▶ **Data records**
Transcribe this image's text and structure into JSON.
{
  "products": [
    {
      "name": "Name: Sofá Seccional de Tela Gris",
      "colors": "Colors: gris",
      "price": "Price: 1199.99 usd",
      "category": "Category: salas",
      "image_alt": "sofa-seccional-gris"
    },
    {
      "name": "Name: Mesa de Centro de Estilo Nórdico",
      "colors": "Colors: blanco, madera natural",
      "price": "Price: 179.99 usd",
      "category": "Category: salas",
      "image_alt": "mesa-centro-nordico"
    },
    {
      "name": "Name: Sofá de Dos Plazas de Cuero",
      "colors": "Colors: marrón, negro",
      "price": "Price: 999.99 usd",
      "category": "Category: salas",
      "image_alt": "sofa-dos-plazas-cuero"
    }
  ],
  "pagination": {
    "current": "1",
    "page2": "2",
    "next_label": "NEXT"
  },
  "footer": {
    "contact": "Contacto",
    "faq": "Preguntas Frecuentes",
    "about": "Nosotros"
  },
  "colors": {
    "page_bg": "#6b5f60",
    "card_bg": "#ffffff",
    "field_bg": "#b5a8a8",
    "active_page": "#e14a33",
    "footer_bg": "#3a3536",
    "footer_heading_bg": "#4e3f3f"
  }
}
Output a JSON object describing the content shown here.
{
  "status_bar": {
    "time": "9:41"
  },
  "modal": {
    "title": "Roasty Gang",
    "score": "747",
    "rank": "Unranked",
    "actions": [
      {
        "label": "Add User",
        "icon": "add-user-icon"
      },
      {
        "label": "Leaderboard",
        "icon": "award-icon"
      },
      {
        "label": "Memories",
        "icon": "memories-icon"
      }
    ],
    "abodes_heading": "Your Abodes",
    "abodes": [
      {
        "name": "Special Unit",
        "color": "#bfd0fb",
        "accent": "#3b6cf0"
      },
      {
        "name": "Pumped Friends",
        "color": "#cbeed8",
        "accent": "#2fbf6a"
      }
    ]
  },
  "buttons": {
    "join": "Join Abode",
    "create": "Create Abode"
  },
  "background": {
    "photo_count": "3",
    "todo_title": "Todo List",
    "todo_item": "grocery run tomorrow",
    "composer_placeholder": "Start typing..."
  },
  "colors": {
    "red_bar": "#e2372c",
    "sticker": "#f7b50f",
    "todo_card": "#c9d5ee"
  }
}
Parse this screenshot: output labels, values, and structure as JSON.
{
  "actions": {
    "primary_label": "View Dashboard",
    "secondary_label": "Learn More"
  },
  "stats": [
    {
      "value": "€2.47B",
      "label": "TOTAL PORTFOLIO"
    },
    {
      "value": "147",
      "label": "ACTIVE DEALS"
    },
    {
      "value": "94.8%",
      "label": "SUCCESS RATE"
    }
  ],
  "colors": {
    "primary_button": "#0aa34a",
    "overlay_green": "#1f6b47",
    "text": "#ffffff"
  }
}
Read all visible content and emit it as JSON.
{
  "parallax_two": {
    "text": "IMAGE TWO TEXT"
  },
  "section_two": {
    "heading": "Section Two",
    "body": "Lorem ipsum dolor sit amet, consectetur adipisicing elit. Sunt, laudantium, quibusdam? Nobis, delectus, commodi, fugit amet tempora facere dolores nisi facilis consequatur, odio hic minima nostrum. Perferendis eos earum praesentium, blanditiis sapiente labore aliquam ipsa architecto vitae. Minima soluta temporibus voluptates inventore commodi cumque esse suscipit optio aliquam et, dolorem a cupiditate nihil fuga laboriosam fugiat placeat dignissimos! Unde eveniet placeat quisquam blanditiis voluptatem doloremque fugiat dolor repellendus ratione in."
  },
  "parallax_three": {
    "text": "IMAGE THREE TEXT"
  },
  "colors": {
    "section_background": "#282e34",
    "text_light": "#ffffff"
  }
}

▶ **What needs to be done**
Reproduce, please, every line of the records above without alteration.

▶ **Response to the exercise**
Transcribe this image's text and structure into JSON.
{
  "products": [
    {
      "name": "Name: Sofá Seccional de Tela Gris",
      "colors": "Colors: gris",
      "price": "Price: 1199.99 usd",
      "category": "Category: salas",
      "image_alt": "sofa-seccional-gris"
    },
    {
      "name": "Name: Mesa de Centro de Estilo Nórdico",
      "colors": "Colors: blanco, madera natural",
      "price": "Price: 179.99 usd",
      "category": "Category: salas",
      "image_alt": "mesa-centro-nordico"
    },
    {
      "name": "Name: Sofá de Dos Plazas de Cuero",
      "colors": "Colors: marrón, negro",
      "price": "Price: 999.99 usd",
      "category": "Category: salas",
      "image_alt": "sofa-dos-plazas-cuero"
    }
  ],
  "pagination": {
    "current": "1",
    "page2": "2",
    "next_label": "NEXT"
  },
  "footer": {
    "contact": "Contacto",
    "faq": "Preguntas Frecuentes",
    "about": "Nosotros"
  },
  "colors": {
    "page_bg": "#6b5f60",
    "card_bg": "#ffffff",
    "field_bg": "#b5a8a8",
    "active_page": "#e14a33",
    "footer_bg": "#3a3536",
    "footer_heading_bg": "#4e3f3f"
  }
}
Output a JSON object describing the content shown here.
{
  "status_bar": {
    "time": "9:41"
  },
  "modal": {
    "title": "Roasty Gang",
    "score": "747",
    "rank": "Unranked",
    "actions": [
      {
        "label": "Add User",
        "icon": "add-user-icon"
      },
      {
        "label": "Leaderboard",
        "icon": "award-icon"
      },
      {
        "label": "Memories",
        "icon": "memories-icon"
      }
    ],
    "abodes_heading": "Your Abodes",
    "abodes": [
      {
        "name": "Special Unit",
        "color": "#bfd0fb",
        "accent": "#3b6cf0"
      },
      {
        "name": "Pumped Friends",
        "color": "#cbeed8",
        "accent": "#2fbf6a"
      }
    ]
  },
  "buttons": {
    "join": "Join Abode",
    "create": "Create Abode"
  },
  "background": {
    "photo_count": "3",
    "todo_title": "Todo List",
    "todo_item": "grocery run tomorrow",
    "composer_placeholder": "Start typing..."
  },
  "colors": {
    "red_bar": "#e2372c",
    "sticker": "#f7b50f",
    "todo_card": "#c9d5ee"
  }
}
Parse this screenshot: output labels, values, and structure as JSON.
{
  "actions": {
    "primary_label": "View Dashboard",
    "secondary_label": "Learn More"
  },
  "stats": [
    {
      "value": "€2.47B",
      "label": "TOTAL PORTFOLIO"
    },
    {
      "value": "147",
      "label": "ACTIVE DEALS"
    },
    {
      "value": "94.8%",
      "label": "SUCCESS RATE"
    }
  ],
  "colors": {
    "primary_button": "#0aa34a",
    "overlay_green": "#1f6b47",
    "text": "#ffffff"
  }
}
Read all visible content and emit it as JSON.
{
  "parallax_two": {
    "text": "IMAGE TWO TEXT"
  },
  "section_two": {
    "heading": "Section Two",
    "body": "Lorem ipsum dolor sit amet, consectetur adipisicing elit. Sunt, laudantium, quibusdam? Nobis, delectus, commodi, fugit amet tempora facere dolores nisi facilis consequatur, odio hic minima nostrum. Perferendis eos earum praesentium, blanditiis sapiente labore aliquam ipsa architecto vitae. Minima soluta temporibus voluptates inventore commodi cumque esse suscipit optio aliquam et, dolorem a cupiditate nihil fuga laboriosam fugiat placeat dignissimos! Unde eveniet placeat quisquam blanditiis voluptatem doloremque fugiat dolor repellendus ratione in."
  },
  "parallax_three": {
    "text": "IMAGE THREE TEXT"
  },
  "colors": {
    "section_background": "#282e34",
    "text_light": "#ffffff"
  }
}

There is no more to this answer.